It's all about connection, isn't it? When we listen to a story, we connect with the story, with the storyteller and with the other listeners. In that listening state, we're no longer isolated beings on this blue marble we call earth.
My story starts in the time-honored way, of course.
Once upon a time...
In 1988, I discovered storytelling. I was a children's librarian in Middletown, Connecticut (after a stint as a Slavic Librarian, but that's another story) and my colleagues invited me tell stories at a school. Gulp. One of them suggested a book by Philippa Pearce, Lion at School. I flipped through and found the perfect story: "The Crooked Little Finger." I was born with crooked fingers! I told that one, as well as a story I'd made up when I was a teenage babysitter. The kids at the school liked it. I could feel that connection. I was hooked.
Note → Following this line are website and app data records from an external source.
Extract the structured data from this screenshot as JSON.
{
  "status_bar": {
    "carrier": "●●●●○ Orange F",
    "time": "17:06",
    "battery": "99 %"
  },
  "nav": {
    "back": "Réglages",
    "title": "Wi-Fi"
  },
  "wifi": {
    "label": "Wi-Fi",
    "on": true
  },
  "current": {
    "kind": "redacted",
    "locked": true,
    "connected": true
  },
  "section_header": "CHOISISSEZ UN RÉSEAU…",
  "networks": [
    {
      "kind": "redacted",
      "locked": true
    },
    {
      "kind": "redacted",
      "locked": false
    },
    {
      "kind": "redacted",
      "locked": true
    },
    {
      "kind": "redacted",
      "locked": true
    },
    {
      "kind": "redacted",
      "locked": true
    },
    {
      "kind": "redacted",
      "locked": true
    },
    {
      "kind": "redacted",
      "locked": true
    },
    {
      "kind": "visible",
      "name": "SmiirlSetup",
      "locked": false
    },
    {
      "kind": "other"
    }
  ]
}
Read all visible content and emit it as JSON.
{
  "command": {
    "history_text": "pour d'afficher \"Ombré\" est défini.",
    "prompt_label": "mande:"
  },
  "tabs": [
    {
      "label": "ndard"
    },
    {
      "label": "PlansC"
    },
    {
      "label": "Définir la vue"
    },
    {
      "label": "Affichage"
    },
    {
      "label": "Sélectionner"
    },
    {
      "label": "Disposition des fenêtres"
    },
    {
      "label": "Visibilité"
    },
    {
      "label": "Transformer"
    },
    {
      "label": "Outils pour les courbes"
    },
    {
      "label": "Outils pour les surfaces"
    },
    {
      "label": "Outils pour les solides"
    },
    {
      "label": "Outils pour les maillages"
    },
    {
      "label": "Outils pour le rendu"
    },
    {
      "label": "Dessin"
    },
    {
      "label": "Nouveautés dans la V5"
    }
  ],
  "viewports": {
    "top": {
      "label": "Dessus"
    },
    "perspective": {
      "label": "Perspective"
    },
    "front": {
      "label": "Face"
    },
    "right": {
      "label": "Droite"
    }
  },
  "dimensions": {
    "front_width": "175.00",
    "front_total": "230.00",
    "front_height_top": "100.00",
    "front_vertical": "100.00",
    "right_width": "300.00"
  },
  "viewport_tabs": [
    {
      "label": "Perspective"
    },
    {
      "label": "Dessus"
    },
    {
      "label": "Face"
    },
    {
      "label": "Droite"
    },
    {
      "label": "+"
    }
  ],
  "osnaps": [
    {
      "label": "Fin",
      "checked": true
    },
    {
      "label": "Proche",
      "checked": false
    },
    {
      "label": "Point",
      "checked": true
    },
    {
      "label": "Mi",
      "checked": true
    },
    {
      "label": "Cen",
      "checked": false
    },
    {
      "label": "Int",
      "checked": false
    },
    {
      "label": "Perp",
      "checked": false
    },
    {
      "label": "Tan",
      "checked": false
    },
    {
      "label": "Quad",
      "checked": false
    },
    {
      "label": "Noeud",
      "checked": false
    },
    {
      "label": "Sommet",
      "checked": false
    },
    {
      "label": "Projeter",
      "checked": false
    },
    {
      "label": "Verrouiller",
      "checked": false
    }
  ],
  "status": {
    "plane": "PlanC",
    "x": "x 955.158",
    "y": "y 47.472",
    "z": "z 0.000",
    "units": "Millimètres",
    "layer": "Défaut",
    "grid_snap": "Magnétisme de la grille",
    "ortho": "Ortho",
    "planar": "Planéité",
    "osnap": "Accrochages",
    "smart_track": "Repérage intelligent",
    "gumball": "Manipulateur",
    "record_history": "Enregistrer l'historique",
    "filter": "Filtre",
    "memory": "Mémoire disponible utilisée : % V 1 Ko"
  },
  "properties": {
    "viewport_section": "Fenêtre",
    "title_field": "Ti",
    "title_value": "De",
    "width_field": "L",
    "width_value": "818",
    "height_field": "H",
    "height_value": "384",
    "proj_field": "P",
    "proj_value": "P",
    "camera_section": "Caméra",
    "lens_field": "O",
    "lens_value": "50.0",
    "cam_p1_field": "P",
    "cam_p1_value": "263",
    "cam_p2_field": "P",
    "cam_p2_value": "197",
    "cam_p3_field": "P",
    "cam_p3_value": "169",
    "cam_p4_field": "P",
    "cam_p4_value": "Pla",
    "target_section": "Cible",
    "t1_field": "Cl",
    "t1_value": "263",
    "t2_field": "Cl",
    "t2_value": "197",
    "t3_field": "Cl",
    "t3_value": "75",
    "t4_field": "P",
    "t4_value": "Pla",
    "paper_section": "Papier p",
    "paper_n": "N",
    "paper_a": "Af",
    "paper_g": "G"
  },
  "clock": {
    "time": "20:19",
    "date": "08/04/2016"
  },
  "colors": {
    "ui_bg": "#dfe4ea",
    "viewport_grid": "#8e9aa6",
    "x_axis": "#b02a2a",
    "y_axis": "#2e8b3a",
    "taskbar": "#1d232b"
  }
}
The journey into the world
I began telling stories in preschool story hours and school visits. I soaked in the art of storytelling by going to workshops, conferences and festivals. I listened to other storytellers, read about storytelling history and technique. A year into my job, my new boss taught me to use puppets. I started using them between stories.
I told stories whenever and wherever possible. My friend Papa Joe says, "If you want to be a storyteller, tell stories. If you want to be a better storyteller, tell more stories." He's right. As I got better, I began to tell stories outside of my job. Though I loved being a librarian, I knew I would love being a full-time storyteller even more.
Answering the call
As Elizabeth Ellis says, "If anything can keep you from being a full-time storyteller, let it!" Nothing could keep me from it. In 1993 I answered the call to be a full-time storyteller and moved back to Kansas, where I'd lived before (I grew up in Rhode Island and Vermont, though). This is my only job.
Trials and tribulations
Being self-employed in the arts isn't for the faint of heart (and I wouldn't trade it for anything). I face the challenge of marketing the essence of who I am, of conveying the best of what I bring to each venue. I am constantly working on innovative programs, finding new stories, putting some of the old tales back on the shelf. I carry around 150 stories in my head at all times, ready to tell.
I travel around the US and abroad (Brazil, Germany, Bulgaria, Mexico, Peru, Argentina, Chile, Colombia, Romania and Belgium, to date) with a bagful of puppets and a headful of stories. I give 150+ performances a year at schools, festivals, libraries, Juvenile Detention centers and special events. I have stories for all ages. My longest story? Tristan and Iseult is 95 minutes long (PG-9). My shortest? About a minute. My favorite audience? The one in front of me.
I love the variety of my work. I've performed for over 300 audiences of English language learners—I speak slowly and clearly, use lots of synonyms, as well as facial expressions, body movement, songs and puppets. I perform at Family Reading Nights and at public libraries as a way to convey how much fun reading is. One of my newest programs is Shakespeare's Inspiration, a program for older kids and adults in which I tell the stories that inspired Shakespeare to write King Lear, Taming of the Shrew and Hamlet. Teacher in-services and workshops for early child educators? You bet! Giving writing workshops is a treat for me, too. Festivals? Fun! The best response I get is "Tell it again!"
In 2015, on a Fulbright Scholarship, I had the enormous good fortune to live in Sofia, Bulgaria, where I researched animal tales and trickster tales (yes, in Bulgarian!) and did around 35 performances and workshops. My newest program, Kindness, Compassion and Courage: Telling Stories for Character Education grew out of one of the stories I found on that trip, Grandmother Bear and the Hurtful Words.
My CDs and DVDs have received critical acclaim and have accompanied many families on long car rides.
Happily ever after...
I live in Lawrence, Kansas with my cat, Francis Bacon (Sir) and around 75 puppets. I'm always looking for stories to tell. When I'm not telling stories, I enjoy sitting on my porch with a good book or working in my garden. I am also looking for the best restaurant pie on earth (fruit, not cream).
Got questions? Ask away!